**Task details**:
In the entries below, find each line with the string "JSON" and copy it.

**Supplied records**:
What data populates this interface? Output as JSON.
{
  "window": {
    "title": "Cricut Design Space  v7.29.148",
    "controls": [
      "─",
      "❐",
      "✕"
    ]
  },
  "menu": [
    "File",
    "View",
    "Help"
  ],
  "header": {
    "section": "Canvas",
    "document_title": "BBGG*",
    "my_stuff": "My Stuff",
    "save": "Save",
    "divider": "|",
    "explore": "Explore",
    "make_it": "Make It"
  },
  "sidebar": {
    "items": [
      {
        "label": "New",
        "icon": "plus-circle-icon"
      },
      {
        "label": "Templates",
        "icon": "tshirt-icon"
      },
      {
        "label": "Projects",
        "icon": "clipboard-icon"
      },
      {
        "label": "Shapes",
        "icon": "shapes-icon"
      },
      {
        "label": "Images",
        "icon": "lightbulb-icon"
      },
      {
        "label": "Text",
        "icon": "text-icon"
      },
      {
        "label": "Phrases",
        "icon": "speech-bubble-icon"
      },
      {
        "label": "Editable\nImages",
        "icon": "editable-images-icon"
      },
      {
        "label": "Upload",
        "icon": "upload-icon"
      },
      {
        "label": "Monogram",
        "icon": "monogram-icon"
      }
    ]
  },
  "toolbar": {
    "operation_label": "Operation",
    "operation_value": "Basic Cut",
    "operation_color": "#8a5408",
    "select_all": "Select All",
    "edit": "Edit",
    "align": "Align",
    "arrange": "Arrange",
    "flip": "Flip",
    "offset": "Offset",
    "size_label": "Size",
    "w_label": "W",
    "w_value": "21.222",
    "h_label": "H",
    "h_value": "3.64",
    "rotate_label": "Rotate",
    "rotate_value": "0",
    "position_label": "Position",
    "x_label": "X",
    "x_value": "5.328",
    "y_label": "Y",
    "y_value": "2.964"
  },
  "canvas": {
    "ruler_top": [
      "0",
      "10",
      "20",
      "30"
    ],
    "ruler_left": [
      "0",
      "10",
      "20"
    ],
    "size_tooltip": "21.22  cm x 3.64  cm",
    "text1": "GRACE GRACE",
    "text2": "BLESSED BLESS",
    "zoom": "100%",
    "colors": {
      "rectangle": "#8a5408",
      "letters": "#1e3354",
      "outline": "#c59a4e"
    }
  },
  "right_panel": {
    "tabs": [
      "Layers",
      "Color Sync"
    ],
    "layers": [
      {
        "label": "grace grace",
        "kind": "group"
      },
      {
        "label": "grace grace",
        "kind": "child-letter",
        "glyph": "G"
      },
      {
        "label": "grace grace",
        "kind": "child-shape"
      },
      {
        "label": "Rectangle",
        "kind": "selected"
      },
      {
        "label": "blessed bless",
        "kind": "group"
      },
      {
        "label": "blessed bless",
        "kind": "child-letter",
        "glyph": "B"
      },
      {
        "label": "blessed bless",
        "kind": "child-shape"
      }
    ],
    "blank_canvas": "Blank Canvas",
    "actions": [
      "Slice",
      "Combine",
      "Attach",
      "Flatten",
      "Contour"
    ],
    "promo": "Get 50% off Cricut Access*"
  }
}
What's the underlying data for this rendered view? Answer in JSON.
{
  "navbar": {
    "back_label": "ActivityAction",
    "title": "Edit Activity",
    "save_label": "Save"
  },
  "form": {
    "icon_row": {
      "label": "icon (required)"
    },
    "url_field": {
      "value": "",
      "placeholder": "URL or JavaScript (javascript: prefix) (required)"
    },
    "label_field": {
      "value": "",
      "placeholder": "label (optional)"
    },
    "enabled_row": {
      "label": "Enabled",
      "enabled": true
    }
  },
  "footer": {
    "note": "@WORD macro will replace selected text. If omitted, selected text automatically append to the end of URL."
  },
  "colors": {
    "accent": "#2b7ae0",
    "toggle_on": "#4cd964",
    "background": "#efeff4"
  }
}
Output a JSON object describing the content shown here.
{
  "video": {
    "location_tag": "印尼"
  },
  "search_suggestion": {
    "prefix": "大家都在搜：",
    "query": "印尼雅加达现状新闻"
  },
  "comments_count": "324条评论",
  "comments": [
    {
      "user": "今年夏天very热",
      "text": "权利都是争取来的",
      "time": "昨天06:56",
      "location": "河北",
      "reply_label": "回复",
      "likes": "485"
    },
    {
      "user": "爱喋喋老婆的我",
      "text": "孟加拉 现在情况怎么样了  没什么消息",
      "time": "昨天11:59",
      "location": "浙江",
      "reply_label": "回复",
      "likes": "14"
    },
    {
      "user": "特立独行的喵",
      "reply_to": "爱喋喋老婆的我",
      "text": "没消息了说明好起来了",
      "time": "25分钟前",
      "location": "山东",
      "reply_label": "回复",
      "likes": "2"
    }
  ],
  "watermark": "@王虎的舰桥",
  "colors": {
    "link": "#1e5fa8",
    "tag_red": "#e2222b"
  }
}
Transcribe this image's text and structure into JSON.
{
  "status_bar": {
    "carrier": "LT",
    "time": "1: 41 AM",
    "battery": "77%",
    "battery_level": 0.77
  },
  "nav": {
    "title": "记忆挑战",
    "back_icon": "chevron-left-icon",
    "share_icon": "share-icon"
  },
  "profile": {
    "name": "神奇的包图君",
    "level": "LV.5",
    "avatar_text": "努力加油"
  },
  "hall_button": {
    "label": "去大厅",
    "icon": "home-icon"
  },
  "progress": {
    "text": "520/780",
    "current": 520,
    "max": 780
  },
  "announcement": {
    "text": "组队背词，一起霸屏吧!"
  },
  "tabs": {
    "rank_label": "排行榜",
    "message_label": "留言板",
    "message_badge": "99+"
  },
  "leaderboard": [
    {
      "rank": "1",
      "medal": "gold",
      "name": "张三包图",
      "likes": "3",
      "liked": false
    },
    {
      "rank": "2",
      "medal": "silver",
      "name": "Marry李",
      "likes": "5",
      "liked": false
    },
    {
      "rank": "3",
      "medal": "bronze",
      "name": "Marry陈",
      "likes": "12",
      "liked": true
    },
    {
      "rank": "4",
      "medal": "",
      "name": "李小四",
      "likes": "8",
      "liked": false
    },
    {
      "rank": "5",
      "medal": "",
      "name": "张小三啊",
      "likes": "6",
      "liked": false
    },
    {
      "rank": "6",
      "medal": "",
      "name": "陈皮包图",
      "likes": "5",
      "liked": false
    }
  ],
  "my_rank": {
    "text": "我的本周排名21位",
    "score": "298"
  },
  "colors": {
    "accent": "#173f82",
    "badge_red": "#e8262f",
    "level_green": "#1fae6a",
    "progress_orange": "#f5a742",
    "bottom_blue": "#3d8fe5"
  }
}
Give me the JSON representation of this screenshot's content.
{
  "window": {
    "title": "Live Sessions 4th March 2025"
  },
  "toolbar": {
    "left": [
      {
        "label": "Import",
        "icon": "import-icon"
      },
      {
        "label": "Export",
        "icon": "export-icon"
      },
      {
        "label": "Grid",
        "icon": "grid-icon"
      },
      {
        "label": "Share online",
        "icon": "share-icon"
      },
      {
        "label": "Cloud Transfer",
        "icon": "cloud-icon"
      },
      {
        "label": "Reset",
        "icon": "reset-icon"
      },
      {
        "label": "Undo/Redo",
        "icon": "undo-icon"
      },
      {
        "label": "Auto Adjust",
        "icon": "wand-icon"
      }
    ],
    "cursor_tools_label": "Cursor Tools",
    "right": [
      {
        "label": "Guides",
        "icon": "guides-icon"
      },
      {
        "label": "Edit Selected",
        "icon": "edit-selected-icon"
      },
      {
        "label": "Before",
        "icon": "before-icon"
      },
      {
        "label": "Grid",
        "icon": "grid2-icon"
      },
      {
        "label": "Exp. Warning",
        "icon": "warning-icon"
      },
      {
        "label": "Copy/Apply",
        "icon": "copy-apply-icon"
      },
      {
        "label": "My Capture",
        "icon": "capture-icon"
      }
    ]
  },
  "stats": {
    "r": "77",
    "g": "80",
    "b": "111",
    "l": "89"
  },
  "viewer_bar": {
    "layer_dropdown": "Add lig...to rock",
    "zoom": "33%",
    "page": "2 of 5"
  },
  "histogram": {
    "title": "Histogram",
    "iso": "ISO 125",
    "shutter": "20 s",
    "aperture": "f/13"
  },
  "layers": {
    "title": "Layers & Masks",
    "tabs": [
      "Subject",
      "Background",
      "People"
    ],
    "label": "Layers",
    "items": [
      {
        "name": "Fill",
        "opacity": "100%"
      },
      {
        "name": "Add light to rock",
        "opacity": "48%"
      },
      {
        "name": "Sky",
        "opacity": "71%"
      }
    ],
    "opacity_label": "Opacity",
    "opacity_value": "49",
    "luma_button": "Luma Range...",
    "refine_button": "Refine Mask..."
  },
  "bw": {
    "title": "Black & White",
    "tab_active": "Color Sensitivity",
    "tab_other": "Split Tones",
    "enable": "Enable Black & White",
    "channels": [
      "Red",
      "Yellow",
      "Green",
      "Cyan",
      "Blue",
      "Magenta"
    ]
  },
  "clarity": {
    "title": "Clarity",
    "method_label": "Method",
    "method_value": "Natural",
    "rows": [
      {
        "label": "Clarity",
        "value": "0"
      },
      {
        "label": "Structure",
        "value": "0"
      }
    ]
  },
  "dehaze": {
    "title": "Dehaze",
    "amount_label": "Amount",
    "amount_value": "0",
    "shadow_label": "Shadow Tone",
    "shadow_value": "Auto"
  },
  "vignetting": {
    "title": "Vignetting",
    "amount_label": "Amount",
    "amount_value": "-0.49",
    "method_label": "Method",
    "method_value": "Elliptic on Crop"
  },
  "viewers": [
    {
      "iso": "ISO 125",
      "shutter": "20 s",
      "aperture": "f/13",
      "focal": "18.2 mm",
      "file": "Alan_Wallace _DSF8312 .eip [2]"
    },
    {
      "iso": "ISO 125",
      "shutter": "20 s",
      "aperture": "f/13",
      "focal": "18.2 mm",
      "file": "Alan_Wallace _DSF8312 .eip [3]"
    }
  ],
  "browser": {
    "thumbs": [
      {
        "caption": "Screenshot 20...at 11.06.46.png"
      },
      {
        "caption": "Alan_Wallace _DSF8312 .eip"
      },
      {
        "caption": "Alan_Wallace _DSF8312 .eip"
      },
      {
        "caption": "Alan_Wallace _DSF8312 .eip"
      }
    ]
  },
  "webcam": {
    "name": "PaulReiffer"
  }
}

**Answer space**:
What data populates this interface? Output as JSON.
What's the underlying data for this rendered view? Answer in JSON.
Output a JSON object describing the content shown here.
Transcribe this image's text and structure into JSON.
Give me the JSON representation of this screenshot's content.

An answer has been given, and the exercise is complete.